The government has pledged to work with councils in England to make recycling “less confusing”, after it was revealed today that reject rates have increased 84% over the past four years.
A BBC Freedom of Information request found 338,000 tonnes of household waste had been rejected from materials recycling facilities (MRFs) in 2014/15 – up from an estimated 184,000 tonnes in 2011/12.
However, the Environmental Services Association (ESA) has pointed out that the 338,000 tonnes still only counts for “3.5%” of the total household waste collected for recycling in England.
The FOI request also revealed that 97% of rejected household waste was either landfilled or sent to energy recovery in 2013/14 – the most up to date year for which the figures are available.
And, the reject rate is not reflected in the amount of household waste being captured in the recycling stream – which actually increased from around 10.7 million tonnes to 11 million tonnes over the same period.
The data has however prompted the Department for Environment, Food and Rural Affairs (Defra) to defend England’s recycling progress and pledging to tackle ‘confusion’ around recycling, most likely a nod to ongoing work around ‘harmonisation’ in local authority recycling collections.
A Defra spokesman said: “It is vital for our environment and our economy that we make the most of our resources. We have made tremendous progress in boosting our recycling rate, from around 11% in 2000 to nearly 45% in 2014, but it is important that the government and local authorities work with families to make it easier to recycle and make the process less confusing.”
Sam Corp, head of regulation at ESA, has meanwhile called for the figures on recycling contamination not to be taken out of context.
He said: “Overall, the amount of household waste recycled rose from 9.1 million tonnes in 2010 to 10.0 million tonnes in 2014, while over the same period the amount landfilled or incinerated fell from 13 million tonnes to 12.3 million tonnes. The reports in the national press are about the much smaller quantities of material which, although collected for recycling, cannot in practice be recycled because it is contaminated.”
He added: “However, this increase in contamination does still highlight the need for a long-term framework from the government to help drive recycling and reuse, and reduce the levels of contamination that have been shown in these figures.”
Appearing on BBC Breakfast this morning to discuss the issue in greater detail, Linda Crichton, head of WRAP’s Recycle Now campaign, highlighted a number of areas where householders can be vigilant.
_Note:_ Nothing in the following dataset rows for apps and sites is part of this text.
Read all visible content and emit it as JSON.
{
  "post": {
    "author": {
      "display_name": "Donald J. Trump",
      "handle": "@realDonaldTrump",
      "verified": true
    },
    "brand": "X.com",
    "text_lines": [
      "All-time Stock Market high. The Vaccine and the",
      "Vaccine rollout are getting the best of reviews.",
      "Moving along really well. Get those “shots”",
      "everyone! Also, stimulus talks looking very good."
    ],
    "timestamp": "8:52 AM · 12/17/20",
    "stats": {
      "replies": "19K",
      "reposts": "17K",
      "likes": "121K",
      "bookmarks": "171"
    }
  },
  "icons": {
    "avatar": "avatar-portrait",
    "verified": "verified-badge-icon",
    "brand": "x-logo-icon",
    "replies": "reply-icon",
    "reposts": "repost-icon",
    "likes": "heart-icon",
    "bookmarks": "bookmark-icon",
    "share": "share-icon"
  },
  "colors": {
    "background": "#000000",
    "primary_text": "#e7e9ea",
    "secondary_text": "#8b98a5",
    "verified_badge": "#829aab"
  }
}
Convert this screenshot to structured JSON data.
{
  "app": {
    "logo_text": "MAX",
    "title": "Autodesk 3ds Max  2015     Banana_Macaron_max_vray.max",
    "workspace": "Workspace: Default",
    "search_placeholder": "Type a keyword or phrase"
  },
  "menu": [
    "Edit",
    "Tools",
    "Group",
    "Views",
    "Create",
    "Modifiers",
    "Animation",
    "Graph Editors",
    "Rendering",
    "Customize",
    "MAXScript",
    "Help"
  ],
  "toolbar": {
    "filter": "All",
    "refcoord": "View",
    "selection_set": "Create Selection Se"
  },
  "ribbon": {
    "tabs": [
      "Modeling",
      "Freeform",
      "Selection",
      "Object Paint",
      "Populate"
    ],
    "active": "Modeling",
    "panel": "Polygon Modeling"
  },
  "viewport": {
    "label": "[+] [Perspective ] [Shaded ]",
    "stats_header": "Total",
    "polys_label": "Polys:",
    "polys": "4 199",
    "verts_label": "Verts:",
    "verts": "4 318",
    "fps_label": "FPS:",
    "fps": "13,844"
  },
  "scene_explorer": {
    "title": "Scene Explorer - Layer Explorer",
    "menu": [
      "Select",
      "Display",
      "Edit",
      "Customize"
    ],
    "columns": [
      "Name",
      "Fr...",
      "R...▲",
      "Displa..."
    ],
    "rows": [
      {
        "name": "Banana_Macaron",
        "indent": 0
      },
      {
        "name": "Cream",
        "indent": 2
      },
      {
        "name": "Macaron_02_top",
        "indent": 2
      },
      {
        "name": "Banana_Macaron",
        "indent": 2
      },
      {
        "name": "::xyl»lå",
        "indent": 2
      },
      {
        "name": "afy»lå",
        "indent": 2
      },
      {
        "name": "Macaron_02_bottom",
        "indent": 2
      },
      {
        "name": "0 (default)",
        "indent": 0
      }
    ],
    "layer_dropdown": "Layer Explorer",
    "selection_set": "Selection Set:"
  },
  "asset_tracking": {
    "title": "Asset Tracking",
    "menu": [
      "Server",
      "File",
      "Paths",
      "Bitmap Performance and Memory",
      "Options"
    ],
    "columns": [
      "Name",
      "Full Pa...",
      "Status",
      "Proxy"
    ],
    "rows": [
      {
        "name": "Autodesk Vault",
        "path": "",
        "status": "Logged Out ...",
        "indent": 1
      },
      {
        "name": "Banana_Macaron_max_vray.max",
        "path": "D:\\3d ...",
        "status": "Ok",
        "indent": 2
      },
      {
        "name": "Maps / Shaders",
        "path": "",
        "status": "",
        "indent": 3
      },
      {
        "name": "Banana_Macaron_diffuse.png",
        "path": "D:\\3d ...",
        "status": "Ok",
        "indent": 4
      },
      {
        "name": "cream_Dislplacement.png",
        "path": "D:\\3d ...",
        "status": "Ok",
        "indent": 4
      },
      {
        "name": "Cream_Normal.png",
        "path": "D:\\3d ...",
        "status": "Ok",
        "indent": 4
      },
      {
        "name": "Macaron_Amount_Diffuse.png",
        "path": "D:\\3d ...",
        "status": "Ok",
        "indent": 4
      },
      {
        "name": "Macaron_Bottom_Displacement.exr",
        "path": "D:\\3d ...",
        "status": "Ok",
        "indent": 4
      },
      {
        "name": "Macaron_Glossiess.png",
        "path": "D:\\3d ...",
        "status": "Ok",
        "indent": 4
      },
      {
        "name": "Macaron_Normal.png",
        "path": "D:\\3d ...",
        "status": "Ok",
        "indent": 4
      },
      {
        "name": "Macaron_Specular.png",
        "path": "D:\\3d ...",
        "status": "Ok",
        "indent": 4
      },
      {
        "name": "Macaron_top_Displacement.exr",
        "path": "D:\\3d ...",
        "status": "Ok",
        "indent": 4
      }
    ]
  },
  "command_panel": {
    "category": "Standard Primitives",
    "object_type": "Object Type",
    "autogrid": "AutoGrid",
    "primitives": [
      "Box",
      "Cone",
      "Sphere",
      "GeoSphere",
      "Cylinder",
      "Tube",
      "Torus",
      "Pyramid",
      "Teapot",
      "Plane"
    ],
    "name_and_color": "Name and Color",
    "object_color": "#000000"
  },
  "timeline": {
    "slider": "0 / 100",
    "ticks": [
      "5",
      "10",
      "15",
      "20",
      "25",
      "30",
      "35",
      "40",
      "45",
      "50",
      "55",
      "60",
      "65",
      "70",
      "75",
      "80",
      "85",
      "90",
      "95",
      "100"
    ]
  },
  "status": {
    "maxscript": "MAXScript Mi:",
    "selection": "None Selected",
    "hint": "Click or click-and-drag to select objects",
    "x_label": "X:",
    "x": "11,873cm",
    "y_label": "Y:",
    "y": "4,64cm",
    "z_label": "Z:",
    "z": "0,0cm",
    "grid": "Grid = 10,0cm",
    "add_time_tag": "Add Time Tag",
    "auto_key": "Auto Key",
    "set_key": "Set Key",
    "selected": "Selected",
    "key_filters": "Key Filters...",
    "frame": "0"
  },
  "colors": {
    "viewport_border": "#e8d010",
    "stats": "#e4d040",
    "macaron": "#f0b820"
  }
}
Speaking to presenter Sally Nugent about the common causes of contamination the public should look out for, she suggested checking recycling labels on packaging, leaving metal caps and lids on glass jars and bottles and emptying and rinsing containers.
The message comes ahead of Recycle Week 2016, the annual communications drive to promote recycling amongst the public, which this year runs from 12-18 September.
Responding to the figures, the Local Government Association (LGA) has attributed the rise in contamination on householder confusion surrounding what items can be recycled in which area.
But, LGA was cautious to lend its support to harmonisation – arguing decisions over recycling should “continue to be made at a local level with councils working with residents to find the best solution”. The Association added that “more than four in every five people” are satisfied with their waste collections.
LGA said: “There is no one-size-fits-all solution to waste collection. What works in an inner city suburb won’t necessarily work in the countryside. The types which would suit a large detached house in the country would be completely unsuitable for a high-rise block of flats in inner-city London and vice versa.”
FCC Environment, which operates a number of landfill and recovery sites, has however suggested that options to create energy from waste should be considered in light of the figures.
FCC said: “Today’s figures reinforce a reality that the industry is already familiar with – the quality of recyclate continues to decline – while our industry faces increasingly unrealistic recycling targets that are divorced from the reality of the market.
“What is needed is a sustainable waste strategy that balances and aligns environmental imperatives with hard, economic realities. As part of this, the options for creating energy from waste that cannot be recycled should be considered in greater detail.”